Recommendations for Maryland Courts:

  • Inform litigants about court-funded services, including sending, with any summons, phone numbers for legal services that were available in the courthouse prior to the COVID crisis.
  • Provide a telephone-only option for any remote proceeding.
  • Do not enter any judgment, including a default judgment or judgment for possession, in any case in which a party has not had an opportunity to be heard in person.
  • Do not hold remotely any proceeding in which a party would have an opportunity to present evidence unless the party affirmatively consents.
  • Clarify that a litigant who, with the intent to sign the document, types their name in the signature block of a document and files that document with the court has met the signing requirement of Rule 1-311.
  • Provide, for courts in non-MDEC jurisdictions, an email address to which self-represented litigants can email court filings, in lieu of mailing them.

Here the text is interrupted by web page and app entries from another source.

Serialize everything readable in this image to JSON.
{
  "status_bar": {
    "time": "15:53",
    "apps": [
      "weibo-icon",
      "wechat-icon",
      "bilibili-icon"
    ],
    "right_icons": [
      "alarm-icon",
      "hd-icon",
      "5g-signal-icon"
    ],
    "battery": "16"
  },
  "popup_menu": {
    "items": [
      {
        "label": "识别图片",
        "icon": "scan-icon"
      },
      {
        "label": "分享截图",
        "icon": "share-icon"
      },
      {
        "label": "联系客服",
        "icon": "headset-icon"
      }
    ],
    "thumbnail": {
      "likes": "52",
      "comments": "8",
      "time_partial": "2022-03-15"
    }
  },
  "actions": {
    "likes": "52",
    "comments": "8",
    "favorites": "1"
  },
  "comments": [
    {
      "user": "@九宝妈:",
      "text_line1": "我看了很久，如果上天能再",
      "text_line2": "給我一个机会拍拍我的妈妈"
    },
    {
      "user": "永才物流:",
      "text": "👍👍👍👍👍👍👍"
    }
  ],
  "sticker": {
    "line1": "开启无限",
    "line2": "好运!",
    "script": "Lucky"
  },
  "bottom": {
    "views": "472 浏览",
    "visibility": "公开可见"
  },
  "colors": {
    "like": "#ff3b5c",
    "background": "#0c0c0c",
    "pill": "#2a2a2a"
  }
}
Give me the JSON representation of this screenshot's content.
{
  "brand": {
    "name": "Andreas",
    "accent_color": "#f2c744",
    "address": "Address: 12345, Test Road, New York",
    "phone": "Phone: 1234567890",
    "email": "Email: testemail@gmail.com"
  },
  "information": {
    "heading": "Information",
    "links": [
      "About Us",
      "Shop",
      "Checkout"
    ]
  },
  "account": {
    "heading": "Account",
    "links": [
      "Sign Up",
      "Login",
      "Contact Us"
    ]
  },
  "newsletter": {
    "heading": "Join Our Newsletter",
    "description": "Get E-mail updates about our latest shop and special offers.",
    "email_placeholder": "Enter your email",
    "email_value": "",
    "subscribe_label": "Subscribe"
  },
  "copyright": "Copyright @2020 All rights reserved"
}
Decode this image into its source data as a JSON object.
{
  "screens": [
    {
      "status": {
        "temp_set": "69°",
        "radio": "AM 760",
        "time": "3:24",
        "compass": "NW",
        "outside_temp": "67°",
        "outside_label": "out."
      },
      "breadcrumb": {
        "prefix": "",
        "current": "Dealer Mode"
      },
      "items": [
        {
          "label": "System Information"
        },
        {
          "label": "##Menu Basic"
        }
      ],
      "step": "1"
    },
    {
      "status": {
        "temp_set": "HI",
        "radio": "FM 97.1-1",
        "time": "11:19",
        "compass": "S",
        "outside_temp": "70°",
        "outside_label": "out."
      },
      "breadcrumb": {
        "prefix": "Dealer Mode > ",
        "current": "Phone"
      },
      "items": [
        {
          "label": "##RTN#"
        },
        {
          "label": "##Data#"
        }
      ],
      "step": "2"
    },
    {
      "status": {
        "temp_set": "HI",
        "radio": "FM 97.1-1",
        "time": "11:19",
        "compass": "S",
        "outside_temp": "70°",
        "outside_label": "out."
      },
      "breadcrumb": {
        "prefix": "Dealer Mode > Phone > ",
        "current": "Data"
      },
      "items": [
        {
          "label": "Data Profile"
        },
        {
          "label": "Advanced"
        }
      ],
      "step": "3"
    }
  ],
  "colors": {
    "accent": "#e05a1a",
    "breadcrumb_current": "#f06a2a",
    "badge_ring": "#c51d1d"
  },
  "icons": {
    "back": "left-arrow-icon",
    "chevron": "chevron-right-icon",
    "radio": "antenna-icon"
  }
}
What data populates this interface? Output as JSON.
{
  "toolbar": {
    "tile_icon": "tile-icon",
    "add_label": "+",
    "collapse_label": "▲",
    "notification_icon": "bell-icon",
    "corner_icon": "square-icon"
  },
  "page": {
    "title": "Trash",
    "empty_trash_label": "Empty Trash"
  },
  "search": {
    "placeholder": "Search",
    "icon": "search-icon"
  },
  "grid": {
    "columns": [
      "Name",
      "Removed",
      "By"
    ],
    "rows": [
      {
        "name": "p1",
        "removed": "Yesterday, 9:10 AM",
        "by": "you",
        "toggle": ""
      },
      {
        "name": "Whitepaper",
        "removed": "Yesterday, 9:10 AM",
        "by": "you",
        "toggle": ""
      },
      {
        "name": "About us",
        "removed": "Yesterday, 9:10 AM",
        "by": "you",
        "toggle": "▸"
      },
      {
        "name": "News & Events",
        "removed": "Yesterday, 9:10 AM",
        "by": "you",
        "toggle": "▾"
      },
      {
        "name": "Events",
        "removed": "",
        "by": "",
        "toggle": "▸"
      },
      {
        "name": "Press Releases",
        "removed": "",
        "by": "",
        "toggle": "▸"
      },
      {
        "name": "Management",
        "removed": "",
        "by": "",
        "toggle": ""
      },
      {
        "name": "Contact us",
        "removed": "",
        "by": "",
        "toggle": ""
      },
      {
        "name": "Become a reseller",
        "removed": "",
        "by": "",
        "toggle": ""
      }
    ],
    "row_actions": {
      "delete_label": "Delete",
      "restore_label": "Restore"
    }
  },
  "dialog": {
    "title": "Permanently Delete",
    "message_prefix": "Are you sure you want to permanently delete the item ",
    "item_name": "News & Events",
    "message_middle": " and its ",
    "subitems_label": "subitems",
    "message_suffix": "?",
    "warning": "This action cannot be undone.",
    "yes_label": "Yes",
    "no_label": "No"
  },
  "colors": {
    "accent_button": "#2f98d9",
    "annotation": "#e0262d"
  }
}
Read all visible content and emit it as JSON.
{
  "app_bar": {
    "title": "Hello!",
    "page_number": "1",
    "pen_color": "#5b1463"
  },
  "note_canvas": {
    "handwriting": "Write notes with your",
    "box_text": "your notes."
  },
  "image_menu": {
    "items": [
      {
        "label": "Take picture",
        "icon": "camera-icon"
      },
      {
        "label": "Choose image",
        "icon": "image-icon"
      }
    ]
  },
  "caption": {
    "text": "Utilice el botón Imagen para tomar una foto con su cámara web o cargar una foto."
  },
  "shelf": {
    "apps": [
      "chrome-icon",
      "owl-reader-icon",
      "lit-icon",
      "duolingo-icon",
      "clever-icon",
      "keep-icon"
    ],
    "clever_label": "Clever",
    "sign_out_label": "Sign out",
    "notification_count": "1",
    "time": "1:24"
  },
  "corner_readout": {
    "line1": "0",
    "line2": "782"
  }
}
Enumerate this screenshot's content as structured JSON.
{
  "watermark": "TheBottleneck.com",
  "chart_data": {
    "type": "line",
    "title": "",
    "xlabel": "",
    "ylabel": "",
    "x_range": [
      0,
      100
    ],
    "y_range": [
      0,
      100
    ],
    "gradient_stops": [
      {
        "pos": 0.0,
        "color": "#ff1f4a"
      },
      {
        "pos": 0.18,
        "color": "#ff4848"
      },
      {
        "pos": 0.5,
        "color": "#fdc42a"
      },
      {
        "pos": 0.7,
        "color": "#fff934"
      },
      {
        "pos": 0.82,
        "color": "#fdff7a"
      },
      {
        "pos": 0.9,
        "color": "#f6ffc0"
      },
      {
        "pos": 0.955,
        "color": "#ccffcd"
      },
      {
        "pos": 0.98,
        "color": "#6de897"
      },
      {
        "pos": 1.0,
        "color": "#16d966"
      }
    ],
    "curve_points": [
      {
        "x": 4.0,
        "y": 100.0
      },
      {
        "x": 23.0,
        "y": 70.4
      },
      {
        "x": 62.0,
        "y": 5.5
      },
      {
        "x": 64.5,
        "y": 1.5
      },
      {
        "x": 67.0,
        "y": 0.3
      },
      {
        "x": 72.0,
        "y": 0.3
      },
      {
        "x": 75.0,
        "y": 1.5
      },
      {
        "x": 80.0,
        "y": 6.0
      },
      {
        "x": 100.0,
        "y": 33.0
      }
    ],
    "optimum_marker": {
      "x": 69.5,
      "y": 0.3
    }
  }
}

  • Provide outdoor free public wi-fi zones in which citizens can securely and reliably access the internet.
  • Adopt a standard menu of communications technology options for remote proceedings, including options most frequently available to low-income litigants.  Ensure that each option supports confidential remote communication between clients and attorneys, including during remote hearings.
  • Provide clear printed training for any technologies used.

* Dave Pantzer serves as the Director of Education, Outreach, and Technology for the Pro Bono Resource Center of Maryland